This is yet another example of researchers looking to nature for inspiration to build today’s microbots. Tiny creatures like mantis shrimp and fleas can maneuver across surfaces in a way that is more energy-efficient than crawling by relying on impulsive movements. These movements were then replicated in the new robots made of polymeric artificial muscle.

Ravi Shankar is a professor of industrial engineering at Pitt. He controls the lab that led the new research.

“It’s akin to loading an arrow into a bow and shooting it—the robots latch on to build up energy and then release it in an impulsive burst to spring forward,” said Shankar. “Usually, actuation in the artificial muscles we work with is fairly slow. We were drawn to the question, ‘How do we take this artificial muscle and use it to generate a jumping actuation rather than slow actuation?’” 

Turning to Molecular Order and Geometry

To answer this question, the team looked at molecular order and geometry. 

Mohsen Tabrizi is a PhD student in industrial engineering at the Swanson School and co-author of the research. 

“The curved composite shape of the polymer muscle allows it to build energy when it is powered. The way the molecules are aligned in the muscle draws inspiration from the natural world, where their combined actuation builds energy into the structure,” said Tabrizi. “This is accomplished using no more than a few volts of electricity.”

By designing the cricket-sized robots to be both versatile and lightweight, they can maneuver along moving surfaces like sand. They can carry out these movements just as easily as they do over hard surfaces. Most impressively, the robots can hop across water. 

The research also included co-author Arul Clement.

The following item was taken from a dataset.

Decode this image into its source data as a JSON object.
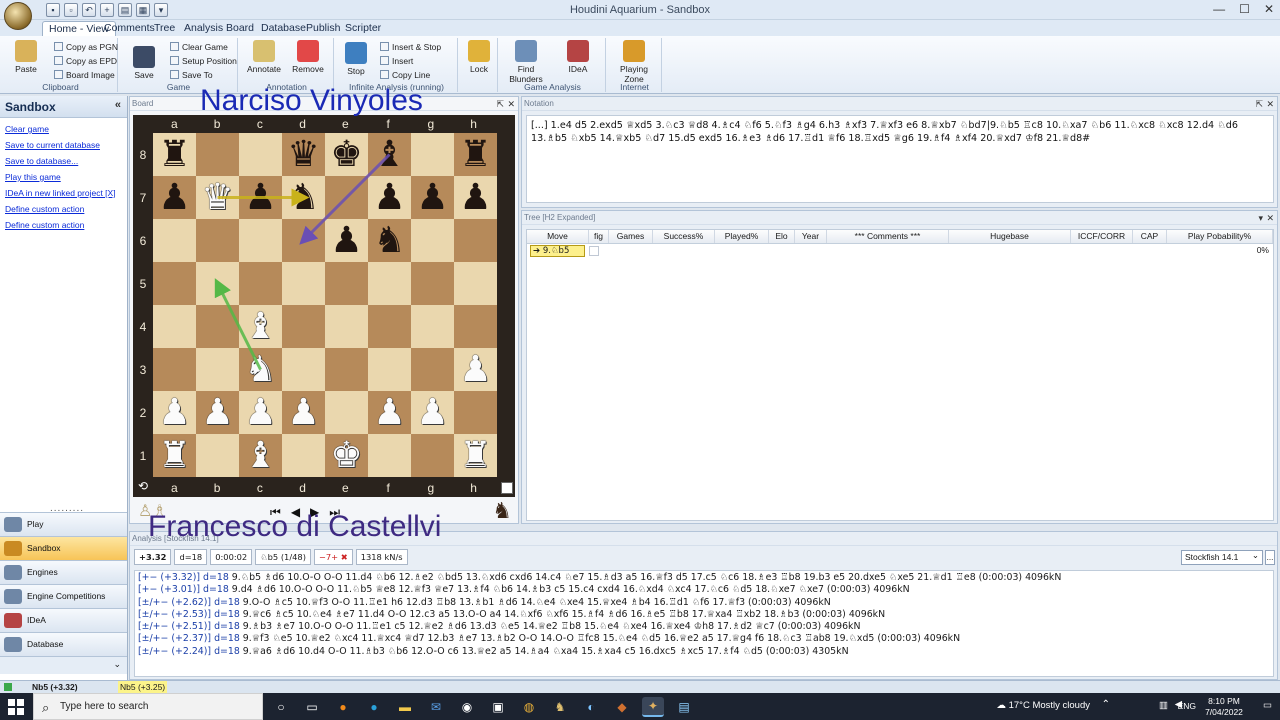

Alex McFarland is a tech writer who covers the latest developments in artificial intelligence. He has worked with AI startups and publications across the globe.